NATO could boost Afghanistan mission: Stoltenberg
Berlin (AFP) – NATO is considering boosting its troop strength again in Afghanistan, where it is helping the military in the fight against Islamist insurgents, chief Jens Stoltenberg told a German newspaper Sunday.
Given the “challenging” security situation, the 28-nation alliance was weighing an increase of the personnel of its “Resolute Support” train, assist and advise mission from about 13,000 now, he told the Welt am Sonntag newspaper.
NATO expected to make a decision by June on the possible troop increase and on whether to lengthen the time frame of the deployments which are now renewed annually, he was quoted as saying.
The US general commanding NATO forces in Afghanistan, John Nicholson, in February told Congress he has a “shortfall of a few thousand” troops needed, warning that “we’re in a stalemate”.
US-led forces have been fighting in Afghanistan for 16 years, making it already America’s longest-ever war.
Since NATO’s combat mission formally ended in 2014, Taliban attacks have intensified and Afghan military and civilian casualties have risen.
Taliban dressed in Afghan army uniforms last week slaughtered at least 135 young recruits at a northern base, according to official figures.
The US, which is also targeting the Islamic State group’s affiliate in Afghanistan, dropped its largest non-nuclear bomb on the jihadist group’s hideouts earlier this month, and has also returned Marines to the volatile Helmand province.
Stoltenberg said NATO also wants to increase its role in the fight against international terrorism, especially by training local forces, saying that aside from its Afghanistan and Iraq missions, “we have the potential to do even more”.
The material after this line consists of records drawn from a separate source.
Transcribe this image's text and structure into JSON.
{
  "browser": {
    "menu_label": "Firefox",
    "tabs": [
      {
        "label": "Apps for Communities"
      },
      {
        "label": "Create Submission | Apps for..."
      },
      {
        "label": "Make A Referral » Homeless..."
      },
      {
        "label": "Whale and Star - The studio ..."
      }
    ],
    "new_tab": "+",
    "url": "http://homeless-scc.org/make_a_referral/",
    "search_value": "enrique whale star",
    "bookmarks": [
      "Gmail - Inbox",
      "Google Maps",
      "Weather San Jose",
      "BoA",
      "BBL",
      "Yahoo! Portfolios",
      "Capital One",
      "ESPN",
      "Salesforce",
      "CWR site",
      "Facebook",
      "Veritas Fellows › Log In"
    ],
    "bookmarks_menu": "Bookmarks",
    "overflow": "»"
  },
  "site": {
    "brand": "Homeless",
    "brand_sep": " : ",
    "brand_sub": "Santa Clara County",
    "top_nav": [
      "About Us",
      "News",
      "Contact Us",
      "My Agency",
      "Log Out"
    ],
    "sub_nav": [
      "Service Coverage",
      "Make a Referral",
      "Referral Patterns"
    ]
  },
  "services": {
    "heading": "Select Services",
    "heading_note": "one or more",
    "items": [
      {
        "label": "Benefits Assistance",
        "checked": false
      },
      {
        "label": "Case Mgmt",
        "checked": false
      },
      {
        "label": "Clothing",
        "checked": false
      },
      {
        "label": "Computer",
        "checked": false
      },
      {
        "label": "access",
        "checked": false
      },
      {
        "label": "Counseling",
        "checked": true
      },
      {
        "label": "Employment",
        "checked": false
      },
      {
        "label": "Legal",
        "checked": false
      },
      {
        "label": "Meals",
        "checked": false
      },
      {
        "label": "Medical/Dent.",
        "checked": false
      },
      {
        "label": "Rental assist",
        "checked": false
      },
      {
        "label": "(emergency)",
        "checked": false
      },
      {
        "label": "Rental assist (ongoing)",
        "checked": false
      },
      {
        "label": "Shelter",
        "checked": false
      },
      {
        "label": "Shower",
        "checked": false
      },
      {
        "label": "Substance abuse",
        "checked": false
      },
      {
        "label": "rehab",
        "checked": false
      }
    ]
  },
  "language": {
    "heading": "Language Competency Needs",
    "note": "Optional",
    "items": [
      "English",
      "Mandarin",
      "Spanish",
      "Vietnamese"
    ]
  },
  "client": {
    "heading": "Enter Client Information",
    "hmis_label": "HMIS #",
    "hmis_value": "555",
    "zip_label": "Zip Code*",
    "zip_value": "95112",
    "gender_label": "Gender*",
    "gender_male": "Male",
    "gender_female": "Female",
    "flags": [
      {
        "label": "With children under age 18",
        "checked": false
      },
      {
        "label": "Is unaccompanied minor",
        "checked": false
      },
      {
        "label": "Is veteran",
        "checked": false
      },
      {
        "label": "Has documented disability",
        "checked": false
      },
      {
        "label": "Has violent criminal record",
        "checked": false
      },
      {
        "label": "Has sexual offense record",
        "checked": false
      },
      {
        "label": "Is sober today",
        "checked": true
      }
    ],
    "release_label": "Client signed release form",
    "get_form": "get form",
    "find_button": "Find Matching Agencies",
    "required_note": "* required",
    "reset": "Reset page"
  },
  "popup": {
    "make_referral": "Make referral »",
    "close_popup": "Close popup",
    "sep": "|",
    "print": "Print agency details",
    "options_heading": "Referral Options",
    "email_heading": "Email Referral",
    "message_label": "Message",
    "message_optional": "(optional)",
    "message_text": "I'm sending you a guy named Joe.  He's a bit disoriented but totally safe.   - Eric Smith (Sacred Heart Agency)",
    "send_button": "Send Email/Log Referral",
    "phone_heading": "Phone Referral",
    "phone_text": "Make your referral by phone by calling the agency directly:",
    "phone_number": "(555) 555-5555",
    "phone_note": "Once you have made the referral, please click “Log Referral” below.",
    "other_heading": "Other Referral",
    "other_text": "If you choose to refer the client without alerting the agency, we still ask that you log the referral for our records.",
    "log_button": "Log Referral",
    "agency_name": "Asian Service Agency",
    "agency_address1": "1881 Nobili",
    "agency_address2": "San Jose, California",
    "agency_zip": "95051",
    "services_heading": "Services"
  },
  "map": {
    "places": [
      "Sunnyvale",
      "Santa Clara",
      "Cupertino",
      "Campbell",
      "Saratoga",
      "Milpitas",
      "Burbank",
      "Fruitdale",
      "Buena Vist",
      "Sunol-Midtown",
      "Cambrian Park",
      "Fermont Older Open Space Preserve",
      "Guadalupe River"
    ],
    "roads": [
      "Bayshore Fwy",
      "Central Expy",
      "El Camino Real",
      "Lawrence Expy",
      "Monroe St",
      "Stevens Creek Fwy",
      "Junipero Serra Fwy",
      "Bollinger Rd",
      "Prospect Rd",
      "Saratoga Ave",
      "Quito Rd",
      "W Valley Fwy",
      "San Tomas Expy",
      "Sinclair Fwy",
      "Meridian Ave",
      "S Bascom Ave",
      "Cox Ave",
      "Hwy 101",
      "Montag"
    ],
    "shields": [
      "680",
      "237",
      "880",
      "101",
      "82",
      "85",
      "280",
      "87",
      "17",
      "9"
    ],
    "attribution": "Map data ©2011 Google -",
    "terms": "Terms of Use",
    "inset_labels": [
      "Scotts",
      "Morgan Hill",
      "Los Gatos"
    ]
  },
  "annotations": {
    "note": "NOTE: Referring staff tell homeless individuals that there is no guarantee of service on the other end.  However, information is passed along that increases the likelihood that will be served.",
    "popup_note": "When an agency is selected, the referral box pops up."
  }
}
He said NATO could get more engaged in Jordan and Tunisia, calling both “islands of stability” in an unstable region.